The report also showed U.S. butter imports were up 15.4% from April and 105.8% above May 2018, with YTD imports up 61.7% from a year ago.

Matt Gould, editor and analyst with the Dairy and Food Market Analyst newsletter, said the “sluggish” butter production in the U.S. stood out in the May Dairy Products report issued July 3 but added that butter imports remain “relatively minor.” The exception is Irish butter, which he called “a premium product that doesn’t do much to influence prices.”
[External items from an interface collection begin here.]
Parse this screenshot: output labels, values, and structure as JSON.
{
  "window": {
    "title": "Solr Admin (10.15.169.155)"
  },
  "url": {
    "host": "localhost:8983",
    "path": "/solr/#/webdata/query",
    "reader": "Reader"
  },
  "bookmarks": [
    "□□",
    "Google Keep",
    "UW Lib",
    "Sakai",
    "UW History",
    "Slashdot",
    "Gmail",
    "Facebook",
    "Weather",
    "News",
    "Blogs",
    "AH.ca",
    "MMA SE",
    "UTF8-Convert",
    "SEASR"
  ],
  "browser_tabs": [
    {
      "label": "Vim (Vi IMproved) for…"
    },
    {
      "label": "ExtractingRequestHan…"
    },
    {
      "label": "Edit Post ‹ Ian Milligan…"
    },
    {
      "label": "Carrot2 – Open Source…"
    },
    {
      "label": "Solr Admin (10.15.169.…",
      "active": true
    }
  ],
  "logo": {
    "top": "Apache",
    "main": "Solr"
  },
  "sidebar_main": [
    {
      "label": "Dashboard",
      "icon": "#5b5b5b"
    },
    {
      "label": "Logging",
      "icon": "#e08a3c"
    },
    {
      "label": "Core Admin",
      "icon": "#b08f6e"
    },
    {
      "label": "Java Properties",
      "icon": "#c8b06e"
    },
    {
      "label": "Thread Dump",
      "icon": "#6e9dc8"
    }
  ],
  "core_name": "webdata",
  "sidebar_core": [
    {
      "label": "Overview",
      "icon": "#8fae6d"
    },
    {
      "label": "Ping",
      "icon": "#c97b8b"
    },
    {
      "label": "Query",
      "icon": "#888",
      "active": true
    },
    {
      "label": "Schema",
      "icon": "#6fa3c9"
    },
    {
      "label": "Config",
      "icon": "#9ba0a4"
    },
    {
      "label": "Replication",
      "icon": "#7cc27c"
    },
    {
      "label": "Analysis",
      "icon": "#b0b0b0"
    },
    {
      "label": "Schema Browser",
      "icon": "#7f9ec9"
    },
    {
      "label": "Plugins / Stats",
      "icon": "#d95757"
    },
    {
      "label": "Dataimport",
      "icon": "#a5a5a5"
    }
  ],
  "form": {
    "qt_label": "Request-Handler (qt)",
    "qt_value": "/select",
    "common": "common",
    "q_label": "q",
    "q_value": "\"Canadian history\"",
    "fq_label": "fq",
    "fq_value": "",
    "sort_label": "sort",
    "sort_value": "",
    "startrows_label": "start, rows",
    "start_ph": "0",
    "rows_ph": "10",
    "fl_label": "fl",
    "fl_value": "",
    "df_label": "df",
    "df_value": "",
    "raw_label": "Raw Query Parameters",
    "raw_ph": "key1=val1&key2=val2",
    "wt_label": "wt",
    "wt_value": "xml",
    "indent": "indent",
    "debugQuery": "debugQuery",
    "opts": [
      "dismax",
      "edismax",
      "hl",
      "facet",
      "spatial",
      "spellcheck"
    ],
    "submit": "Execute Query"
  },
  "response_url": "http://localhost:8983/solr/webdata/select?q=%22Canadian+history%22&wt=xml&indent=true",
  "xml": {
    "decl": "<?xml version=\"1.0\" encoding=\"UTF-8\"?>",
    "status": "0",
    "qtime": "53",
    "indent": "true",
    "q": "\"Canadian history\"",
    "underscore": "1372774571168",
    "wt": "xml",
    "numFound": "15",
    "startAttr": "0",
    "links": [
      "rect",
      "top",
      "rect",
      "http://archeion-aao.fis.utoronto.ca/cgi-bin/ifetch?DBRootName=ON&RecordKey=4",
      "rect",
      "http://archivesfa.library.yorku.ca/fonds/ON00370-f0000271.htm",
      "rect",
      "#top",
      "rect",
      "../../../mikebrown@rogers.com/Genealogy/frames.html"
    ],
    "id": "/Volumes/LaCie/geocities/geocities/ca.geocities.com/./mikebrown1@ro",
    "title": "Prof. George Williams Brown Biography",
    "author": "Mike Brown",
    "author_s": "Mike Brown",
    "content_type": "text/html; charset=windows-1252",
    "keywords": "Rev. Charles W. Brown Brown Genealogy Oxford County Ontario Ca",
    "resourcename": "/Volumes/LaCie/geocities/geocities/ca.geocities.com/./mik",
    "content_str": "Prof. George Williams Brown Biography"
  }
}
Cooperatives Working Together member cooperatives accepted 19 offers of export assistance this week to sell 207,235 pounds of cheese; 341,717 pounds of cream cheese, and 2.235 million pounds of whole milk powder.

The product will go to customers in Asia, South America, and Oceania through October and raised CWT’s 2019 sales to 30.95 million pounds of American-type and Swiss cheeses, 154,324 pounds of anhydrous milkfat, 4.2 million pounds of butter (82% milkfat), 3.14 million pounds of cream cheese and 35.6 million pounds of whole milk powder.

The products will go to 26 countries and are the milk equivalent of 669.4 million pounds of milk on a milkfat basis, according to the CWT.

Wisconsin produced 287.8 million pounds of the May total, up 2.2% percent from April and virtually unchanged from a year ago. California produced 211.3 million pounds, down 0.4% from April and 2.6 below a year ago. Minnesota, with 63.0 million pounds, was up 6.1% from April but 1.0% below a year ago.

Dairy Market News reports that Midwestern cheese demand was generally unchanged week to week. Some cheesemakers, particularly mozzarella and provolone producers, are still seeing positive ordering trends. Curd and barrel producers also reported stronger sales with outside festivities in full swing. Other producers of varietal/specialty cheeses are experiencing an expected slowdown. Cheese output has picked up some and spot milk is available at discounts.

Looking westward, cheese exports were reported to be mixed while domestic demand is unchanged. Inventories are balanced to a bit tight. With declining milk components and supplies, Western cheese output fluctuates, says DMN.

Some Midwest butter plant managers reported finding cream at prices within their reach, at least during the holiday week. Cream was more available within the region and from the West, as both butter/other production plants took time off for the holiday weekend. As rising temperatures hit large areas of the region, cream is predicted to tighten. Butter demand is steady, keeping availability manageable.

One of the biggest factors in the whey market is African Swine Fever, as whey is a big component in feeding pigs.

World Dairy Expo is accepting entries for its 53rd annual Dairy Cattle Show, Oct 1-5 in Madison. New this year, online and paper entry forms are due Sept. 8. Late entries may be submitted online through Sept. 19, and paper entries will be honored until the day of the show, both for an increased fee.

New to the Dairy Cattle Show, a Summer Junior Two-Year-Old Cow Class has been added to the International Holstein Show, International Junior Holstein Show, International Red & White Show and International Junior Red & White Show. Animals exhibited in this class are born between June 1, 2017, and Aug. 31, 2017, and in milking form at WDE.